Work instruction »
Your answer must be the full listing, word for word, with no images in it.

((

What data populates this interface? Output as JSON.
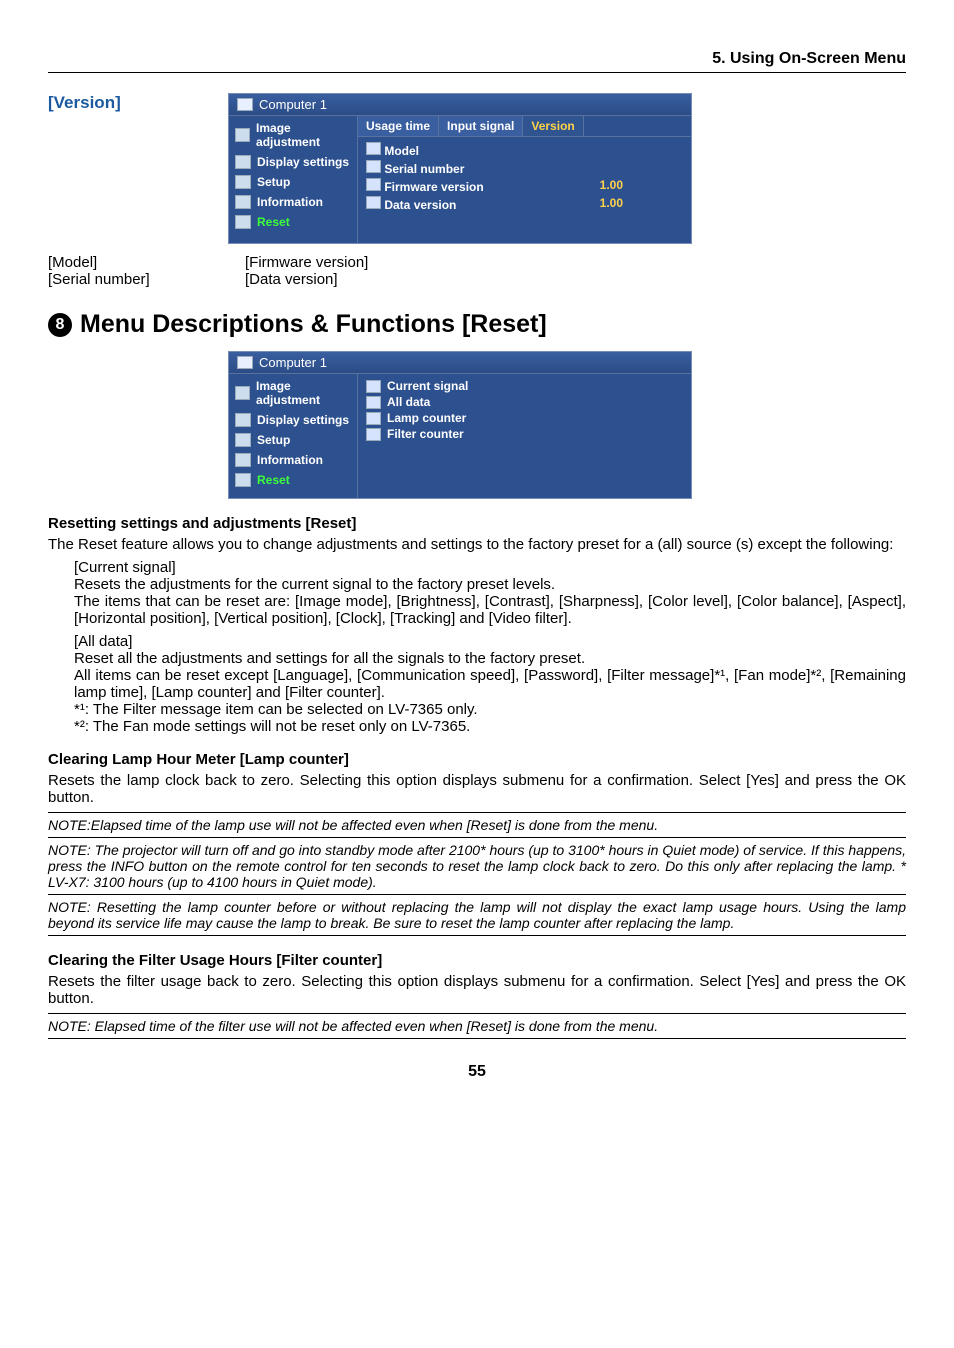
{
  "header": {
    "chapter": "5. Using On-Screen Menu"
  },
  "version": {
    "heading": "[Version]",
    "osd_title": "Computer 1",
    "sidebar": [
      "Image adjustment",
      "Display settings",
      "Setup",
      "Information",
      "Reset"
    ],
    "tabs": [
      "Usage time",
      "Input signal",
      "Version"
    ],
    "rows": {
      "model": {
        "label": "Model",
        "value": ""
      },
      "serial": {
        "label": "Serial number",
        "value": ""
      },
      "firmware": {
        "label": "Firmware version",
        "value": "1.00"
      },
      "data": {
        "label": "Data version",
        "value": "1.00"
      }
    },
    "legend": {
      "col1a": "[Model]",
      "col1b": "[Serial number]",
      "col2a": "[Firmware version]",
      "col2b": "[Data version]"
    }
  },
  "reset": {
    "heading": "Menu Descriptions & Functions [Reset]",
    "circle": "8",
    "osd_title": "Computer 1",
    "sidebar": [
      "Image adjustment",
      "Display settings",
      "Setup",
      "Information",
      "Reset"
    ],
    "items": [
      "Current signal",
      "All data",
      "Lamp counter",
      "Filter counter"
    ],
    "h1": "Resetting settings and adjustments [Reset]",
    "p1": "The Reset feature allows you to change adjustments and settings to the factory preset for a (all) source (s) except the following:",
    "cs_label": "[Current signal]",
    "cs_p1": "Resets the adjustments for the current signal to the factory preset levels.",
    "cs_p2": "The items that can be reset are: [Image mode], [Brightness], [Contrast], [Sharpness], [Color level], [Color balance],  [Aspect],  [Horizontal position], [Vertical position], [Clock], [Tracking] and [Video filter].",
    "ad_label": "[All data]",
    "ad_p1": "Reset all the adjustments and settings for all the signals to the factory preset.",
    "ad_p2": "All items can be reset except [Language], [Communication speed], [Password], [Filter message]*¹, [Fan mode]*², [Remaining lamp time], [Lamp counter] and [Filter counter].",
    "ad_n1": "*¹: The Filter message item can be selected on LV-7365 only.",
    "ad_n2": "*²: The Fan mode settings will not be reset only on LV-7365.",
    "h2": "Clearing Lamp Hour Meter [Lamp counter]",
    "p2": "Resets the lamp clock back to zero. Selecting this option displays submenu for a confirmation. Select [Yes] and press the OK button.",
    "note1": "NOTE:Elapsed time of the lamp use will not be affected even when [Reset] is done from the menu.",
    "note2": "NOTE: The projector will turn off and go into standby mode after 2100* hours (up to 3100* hours in Quiet mode) of service. If this happens, press the INFO button on the remote control for ten seconds to reset the lamp clock back to zero. Do this only after replacing the lamp. * LV-X7: 3100 hours (up to 4100 hours in Quiet mode).",
    "note3": "NOTE: Resetting the lamp counter before or without replacing the lamp will not display the exact lamp usage hours. Using the lamp beyond its service life may cause the lamp to break. Be sure to reset the lamp counter after replacing the lamp.",
    "h3": "Clearing the Filter Usage Hours [Filter counter]",
    "p3": "Resets the filter usage back to zero. Selecting this option displays submenu for a confirmation. Select [Yes] and press the OK button.",
    "note4": "NOTE: Elapsed time of the filter use will not be affected even when [Reset] is done from the menu."
  },
  "page_number": "55"
}
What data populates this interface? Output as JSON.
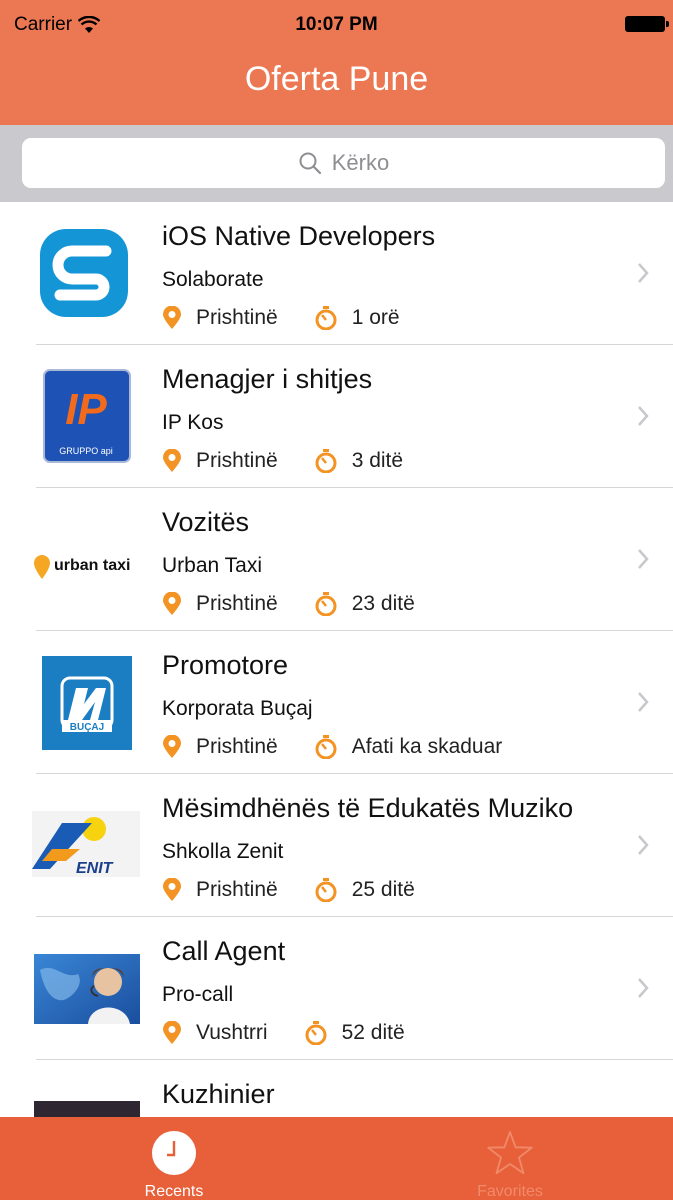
{
  "status_bar": {
    "carrier": "Carrier",
    "time": "10:07 PM"
  },
  "nav": {
    "title": "Oferta Pune"
  },
  "search": {
    "placeholder": "Kërko"
  },
  "colors": {
    "header": "#EC7753",
    "tabbar": "#E8603A",
    "pin": "#F39323",
    "timer": "#F39323"
  },
  "jobs": [
    {
      "title": "iOS Native Developers",
      "company": "Solaborate",
      "location": "Prishtinë",
      "time": "1 orë",
      "logo": "solaborate-logo"
    },
    {
      "title": "Menagjer i shitjes",
      "company": "IP Kos",
      "location": "Prishtinë",
      "time": "3 ditë",
      "logo": "ip-logo",
      "logo_text": "IP",
      "logo_sub": "GRUPPO api"
    },
    {
      "title": "Vozitës",
      "company": "Urban Taxi",
      "location": "Prishtinë",
      "time": "23 ditë",
      "logo": "urban-taxi-logo",
      "logo_text": "urban taxi"
    },
    {
      "title": "Promotore",
      "company": "Korporata Buçaj",
      "location": "Prishtinë",
      "time": "Afati ka skaduar",
      "logo": "bucaj-logo",
      "logo_text": "BUÇAJ"
    },
    {
      "title": "Mësimdhënës të Edukatës Muziko",
      "company": "Shkolla Zenit",
      "location": "Prishtinë",
      "time": "25 ditë",
      "logo": "zenit-logo",
      "logo_text": "ENIT"
    },
    {
      "title": "Call Agent",
      "company": "Pro-call",
      "location": "Vushtrri",
      "time": "52 ditë",
      "logo": "procall-photo"
    },
    {
      "title": "Kuzhinier",
      "company": "",
      "location": "",
      "time": "",
      "logo": "kuzhinier-logo"
    }
  ],
  "tabs": [
    {
      "label": "Recents",
      "icon": "clock-icon",
      "selected": true
    },
    {
      "label": "Favorites",
      "icon": "star-icon",
      "selected": false
    }
  ]
}
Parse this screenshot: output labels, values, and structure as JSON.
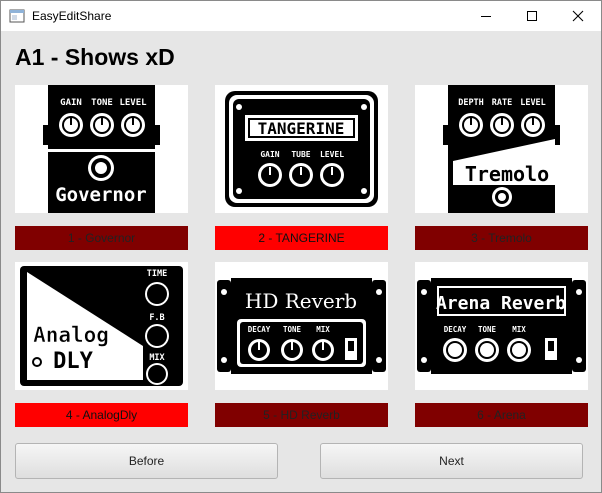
{
  "window": {
    "title": "EasyEditShare"
  },
  "preset": {
    "title": "A1 - Shows xD"
  },
  "pedals": [
    {
      "label": "1 - Governor",
      "active": false,
      "image_text": "Governor",
      "knobs": [
        "GAIN",
        "TONE",
        "LEVEL"
      ]
    },
    {
      "label": "2 - TANGERINE",
      "active": true,
      "image_text": "TANGERINE",
      "knobs": [
        "GAIN",
        "TUBE",
        "LEVEL"
      ]
    },
    {
      "label": "3 - Tremolo",
      "active": false,
      "image_text": "Tremolo",
      "knobs": [
        "DEPTH",
        "RATE",
        "LEVEL"
      ]
    },
    {
      "label": "4 - AnalogDly",
      "active": true,
      "image_text": [
        "Analog",
        "DLY"
      ],
      "knobs": [
        "TIME",
        "F.B",
        "MIX"
      ]
    },
    {
      "label": "5 - HD Reverb",
      "active": false,
      "image_text": "HD Reverb",
      "knobs": [
        "DECAY",
        "TONE",
        "MIX"
      ]
    },
    {
      "label": "6 - Arena",
      "active": false,
      "image_text": "Arena Reverb",
      "knobs": [
        "DECAY",
        "TONE",
        "MIX"
      ]
    }
  ],
  "nav": {
    "before_label": "Before",
    "next_label": "Next"
  },
  "colors": {
    "active": "#ff0000",
    "inactive": "#800000"
  }
}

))

Task output »
What data populates this interface? Output as JSON.
{
  "header": {
    "chapter": "5. Using On-Screen Menu"
  },
  "version": {
    "heading": "[Version]",
    "osd_title": "Computer 1",
    "sidebar": [
      "Image adjustment",
      "Display settings",
      "Setup",
      "Information",
      "Reset"
    ],
    "tabs": [
      "Usage time",
      "Input signal",
      "Version"
    ],
    "rows": {
      "model": {
        "label": "Model",
        "value": ""
      },
      "serial": {
        "label": "Serial number",
        "value": ""
      },
      "firmware": {
        "label": "Firmware version",
        "value": "1.00"
      },
      "data": {
        "label": "Data version",
        "value": "1.00"
      }
    },
    "legend": {
      "col1a": "[Model]",
      "col1b": "[Serial number]",
      "col2a": "[Firmware version]",
      "col2b": "[Data version]"
    }
  },
  "reset": {
    "heading": "Menu Descriptions & Functions [Reset]",
    "circle": "8",
    "osd_title": "Computer 1",
    "sidebar": [
      "Image adjustment",
      "Display settings",
      "Setup",
      "Information",
      "Reset"
    ],
    "items": [
      "Current signal",
      "All data",
      "Lamp counter",
      "Filter counter"
    ],
    "h1": "Resetting settings and adjustments [Reset]",
    "p1": "The Reset feature allows you to change adjustments and settings to the factory preset for a (all) source (s) except the following:",
    "cs_label": "[Current signal]",
    "cs_p1": "Resets the adjustments for the current signal to the factory preset levels.",
    "cs_p2": "The items that can be reset are: [Image mode], [Brightness], [Contrast], [Sharpness], [Color level], [Color balance],  [Aspect],  [Horizontal position], [Vertical position], [Clock], [Tracking] and [Video filter].",
    "ad_label": "[All data]",
    "ad_p1": "Reset all the adjustments and settings for all the signals to the factory preset.",
    "ad_p2": "All items can be reset except [Language], [Communication speed], [Password], [Filter message]*¹, [Fan mode]*², [Remaining lamp time], [Lamp counter] and [Filter counter].",
    "ad_n1": "*¹: The Filter message item can be selected on LV-7365 only.",
    "ad_n2": "*²: The Fan mode settings will not be reset only on LV-7365.",
    "h2": "Clearing Lamp Hour Meter [Lamp counter]",
    "p2": "Resets the lamp clock back to zero. Selecting this option displays submenu for a confirmation. Select [Yes] and press the OK button.",
    "note1": "NOTE:Elapsed time of the lamp use will not be affected even when [Reset] is done from the menu.",
    "note2": "NOTE: The projector will turn off and go into standby mode after 2100* hours (up to 3100* hours in Quiet mode) of service. If this happens, press the INFO button on the remote control for ten seconds to reset the lamp clock back to zero. Do this only after replacing the lamp. * LV-X7: 3100 hours (up to 4100 hours in Quiet mode).",
    "note3": "NOTE: Resetting the lamp counter before or without replacing the lamp will not display the exact lamp usage hours. Using the lamp beyond its service life may cause the lamp to break. Be sure to reset the lamp counter after replacing the lamp.",
    "h3": "Clearing the Filter Usage Hours [Filter counter]",
    "p3": "Resets the filter usage back to zero. Selecting this option displays submenu for a confirmation. Select [Yes] and press the OK button.",
    "note4": "NOTE: Elapsed time of the filter use will not be affected even when [Reset] is done from the menu."
  },
  "page_number": "55"
}
What data populates this interface? Output as JSON.
{
  "status_bar": {
    "carrier": "Carrier",
    "time": "10:07 PM"
  },
  "nav": {
    "title": "Oferta Pune"
  },
  "search": {
    "placeholder": "Kërko"
  },
  "colors": {
    "header": "#EC7753",
    "tabbar": "#E8603A",
    "pin": "#F39323",
    "timer": "#F39323"
  },
  "jobs": [
    {
      "title": "iOS Native Developers",
      "company": "Solaborate",
      "location": "Prishtinë",
      "time": "1 orë",
      "logo": "solaborate-logo"
    },
    {
      "title": "Menagjer i shitjes",
      "company": "IP Kos",
      "location": "Prishtinë",
      "time": "3 ditë",
      "logo": "ip-logo",
      "logo_text": "IP",
      "logo_sub": "GRUPPO api"
    },
    {
      "title": "Vozitës",
      "company": "Urban Taxi",
      "location": "Prishtinë",
      "time": "23 ditë",
      "logo": "urban-taxi-logo",
      "logo_text": "urban taxi"
    },
    {
      "title": "Promotore",
      "company": "Korporata Buçaj",
      "location": "Prishtinë",
      "time": "Afati ka skaduar",
      "logo": "bucaj-logo",
      "logo_text": "BUÇAJ"
    },
    {
      "title": "Mësimdhënës të Edukatës Muziko",
      "company": "Shkolla Zenit",
      "location": "Prishtinë",
      "time": "25 ditë",
      "logo": "zenit-logo",
      "logo_text": "ENIT"
    },
    {
      "title": "Call Agent",
      "company": "Pro-call",
      "location": "Vushtrri",
      "time": "52 ditë",
      "logo": "procall-photo"
    },
    {
      "title": "Kuzhinier",
      "company": "",
      "location": "",
      "time": "",
      "logo": "kuzhinier-logo"
    }
  ],
  "tabs": [
    {
      "label": "Recents",
      "icon": "clock-icon",
      "selected": true
    },
    {
      "label": "Favorites",
      "icon": "star-icon",
      "selected": false
    }
  ]
}
Parse this screenshot: output labels, values, and structure as JSON.
{
  "window": {
    "title": "EasyEditShare"
  },
  "preset": {
    "title": "A1 - Shows xD"
  },
  "pedals": [
    {
      "label": "1 - Governor",
      "active": false,
      "image_text": "Governor",
      "knobs": [
        "GAIN",
        "TONE",
        "LEVEL"
      ]
    },
    {
      "label": "2 - TANGERINE",
      "active": true,
      "image_text": "TANGERINE",
      "knobs": [
        "GAIN",
        "TUBE",
        "LEVEL"
      ]
    },
    {
      "label": "3 - Tremolo",
      "active": false,
      "image_text": "Tremolo",
      "knobs": [
        "DEPTH",
        "RATE",
        "LEVEL"
      ]
    },
    {
      "label": "4 - AnalogDly",
      "active": true,
      "image_text": [
        "Analog",
        "DLY"
      ],
      "knobs": [
        "TIME",
        "F.B",
        "MIX"
      ]
    },
    {
      "label": "5 - HD Reverb",
      "active": false,
      "image_text": "HD Reverb",
      "knobs": [
        "DECAY",
        "TONE",
        "MIX"
      ]
    },
    {
      "label": "6 - Arena",
      "active": false,
      "image_text": "Arena Reverb",
      "knobs": [
        "DECAY",
        "TONE",
        "MIX"
      ]
    }
  ],
  "nav": {
    "before_label": "Before",
    "next_label": "Next"
  },
  "colors": {
    "active": "#ff0000",
    "inactive": "#800000"
  }
}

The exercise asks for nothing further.